In 1972 Petersburg Chapter welcomed nine members from Wrangell who were affiliated. Carol Enge was Worthy Matron.Her favorite memories are from the Christmas parties held every year for the children of the Eastern Star and Masonic families with specialgiftsgiven to each child.Another memorable event were the bridge and pinochle parties that were popular with the members held after the regular meetings.
Cora Johnson was Worthy Matron in 1974 when the chapter celebrated their Fortieth Anniversary.Secretary Anne Thompson gave a resume of the chapter’s 40 year history.Twenty five year pins were presented to Ruth Sandvik and Mildred Counter.
The fifthtieth anniversary was indeed a lovely event, Worthy Matron Marilyn George was in charge.A community tea was held in the afternoon November 3, 1984. Maxine Husvik set up a table of memorablia for guests to reminisce.There were five living charter members who still belonged to the chapter.Relatives of the charter members, and members from Wrangell who were instrumental in starting the Petersburg Chapter were in attendance.Wes Randrup was the master of ceremonies.One note – the Wrangell Rainbow Girls had four grand officers this year.Lois Ballard was the Grand Worthy Advisor.She is the second Wrangell resident to head the state organization.Nancy Dow was grand worthy advisor in 1969.
In 1989 Florence Leroy chaired the Soup and Homemade Bread booth at Octoberfest, as a fund raiser to send our delegate to Triennial.Then a St Patrick’s Day Bridge and Pinochle Party was enjoyed by all.Worthy Matron Ardis Benson hosted the Fathers’Day Salmon Bake at her home on Sandy Beach.

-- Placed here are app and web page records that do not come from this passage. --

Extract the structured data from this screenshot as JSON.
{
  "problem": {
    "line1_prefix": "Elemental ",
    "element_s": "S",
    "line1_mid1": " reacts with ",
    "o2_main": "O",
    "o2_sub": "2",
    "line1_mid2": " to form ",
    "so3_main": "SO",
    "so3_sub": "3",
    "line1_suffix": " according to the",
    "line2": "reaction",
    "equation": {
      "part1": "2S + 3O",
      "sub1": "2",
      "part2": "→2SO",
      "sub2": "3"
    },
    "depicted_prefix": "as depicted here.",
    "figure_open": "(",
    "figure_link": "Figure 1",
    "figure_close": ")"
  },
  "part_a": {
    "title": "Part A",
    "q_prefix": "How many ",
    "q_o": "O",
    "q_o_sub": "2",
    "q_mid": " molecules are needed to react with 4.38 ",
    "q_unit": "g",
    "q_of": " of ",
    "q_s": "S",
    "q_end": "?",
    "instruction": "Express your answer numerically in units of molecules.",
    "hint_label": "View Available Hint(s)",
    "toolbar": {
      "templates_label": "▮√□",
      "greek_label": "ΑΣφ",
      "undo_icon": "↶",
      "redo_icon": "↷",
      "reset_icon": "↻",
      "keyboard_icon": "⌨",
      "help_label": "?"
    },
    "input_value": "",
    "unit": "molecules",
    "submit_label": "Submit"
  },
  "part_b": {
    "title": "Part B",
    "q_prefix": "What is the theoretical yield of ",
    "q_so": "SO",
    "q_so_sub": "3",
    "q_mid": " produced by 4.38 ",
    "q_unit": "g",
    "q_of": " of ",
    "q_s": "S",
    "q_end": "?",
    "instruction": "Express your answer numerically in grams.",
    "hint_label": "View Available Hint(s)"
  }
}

Vivian Westre, Past Matron, was appointed Deputy to the MWGM for SE Alaska in 1991.She was honored to serve in this position until 1998.
In 1993 the chapter voted to change their meetings from twice a month, to just one meeting a month because of poor attendance and difficulty in getting officers.
Over the years the chapter supported local needs with annual donations, including the PTA for a covered elementary school playground, the Masonic building fund, a local scholarship, the Hospital Guild, and the Hospital Long Term Care for a lift chair and electric bed, the Salvation Army for the Noon Soup Kitchen, the High School CloseUp program, and Operation Graduation, our public radio stationKFSK, and Christian radio station KRSA, Valdez chapter when a member’s daughter needed a liver transplant, andour local museum .Donations were also made to the General Grand Chapter Projects including ESTARL, Puson Children’s Charity Hospital, Peace Garden, Cancer Research and the Shriner’s Hospital for Crippled Children.
In 2001 the small chapter voted to close after sixty seven years of active service.Some members have joined the Juneau Chapter and the Skagway Chapter.